Pro tip: South of the Oceano Dunes Natural Preserve lies Oso Flaco Lake, which drains into the ocean via Oso Flaco Creek. While this area is well worth a visit, crossing the creek without a four-wheel drive vehicle is not recommended.
Can you ride motorcycles on the beach? Yes, you can; in fact, it’s welcomed. Keep in mind that it’s recommended to stay on the hard pack sand unless you’re riding a full enduro or dirt bike. That said, if you have the right kind of bike, you can easily venture deep into the dunes — a bucket-list adventure, if ever there was one. Dirt bikes are available for rent, along with ATVs, dune buggies and just about any other kind of vehicle you can think of.
For more activities nearby, including stellar golfing and side-splitting comedy at the Great American Melodrama, download the Oceano / Nipomo Road Trip Map.
Pacific Coast Highway Motorcycle Trip
The jaw-dropping stretch of Highway 1 between Big Sur and Santa Barbara County is often considered one of the best roads for motorcycling in the nation. Here, the climate is mild most of the year, perfect for freewheeling under the sun. Each of the destinations and drives below work just as well on two wheels as they do on four or more. The diversity of terrain will excite even the most veteran rider, while giving novices and easy riders plenty of choice.
Before embarking on a Highway 1 motorcycle trip, be sure to plan your itinerary to travel both north and south on Highway 1. For instance, if you’re traveling from San Francisco to Los Angeles, be sure to take Highway 1 both directions. This will give you right-side views of the ocean driving southbound, and easier and safer access to turnouts, since turning lanes are rare on Highway 1.
Also, you can of course ride in on a motorcycle, but you can also drive in and rent a motorcycle while here.
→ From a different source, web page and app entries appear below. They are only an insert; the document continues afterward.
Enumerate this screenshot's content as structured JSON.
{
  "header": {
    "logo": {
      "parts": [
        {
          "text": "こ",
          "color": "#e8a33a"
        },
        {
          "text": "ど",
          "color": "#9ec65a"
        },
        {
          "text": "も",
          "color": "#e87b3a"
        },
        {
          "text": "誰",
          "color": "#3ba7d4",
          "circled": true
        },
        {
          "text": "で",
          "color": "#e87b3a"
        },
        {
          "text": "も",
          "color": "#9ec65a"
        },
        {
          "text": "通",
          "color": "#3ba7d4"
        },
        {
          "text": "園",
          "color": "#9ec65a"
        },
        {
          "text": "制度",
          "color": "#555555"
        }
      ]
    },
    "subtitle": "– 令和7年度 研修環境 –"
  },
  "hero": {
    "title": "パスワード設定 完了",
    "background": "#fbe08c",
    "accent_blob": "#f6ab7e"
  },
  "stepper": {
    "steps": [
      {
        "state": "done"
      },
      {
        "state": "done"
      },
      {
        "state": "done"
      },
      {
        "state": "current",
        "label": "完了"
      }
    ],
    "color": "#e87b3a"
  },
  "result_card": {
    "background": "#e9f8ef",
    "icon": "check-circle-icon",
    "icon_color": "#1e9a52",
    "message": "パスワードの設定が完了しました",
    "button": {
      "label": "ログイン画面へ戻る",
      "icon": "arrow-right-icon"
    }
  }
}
This is a good option for those who want the comfort of indoor travel over long distances, and the thrill of motorcycling to explore the Central Coast. That way, you can tour Highway 1 at your leisure.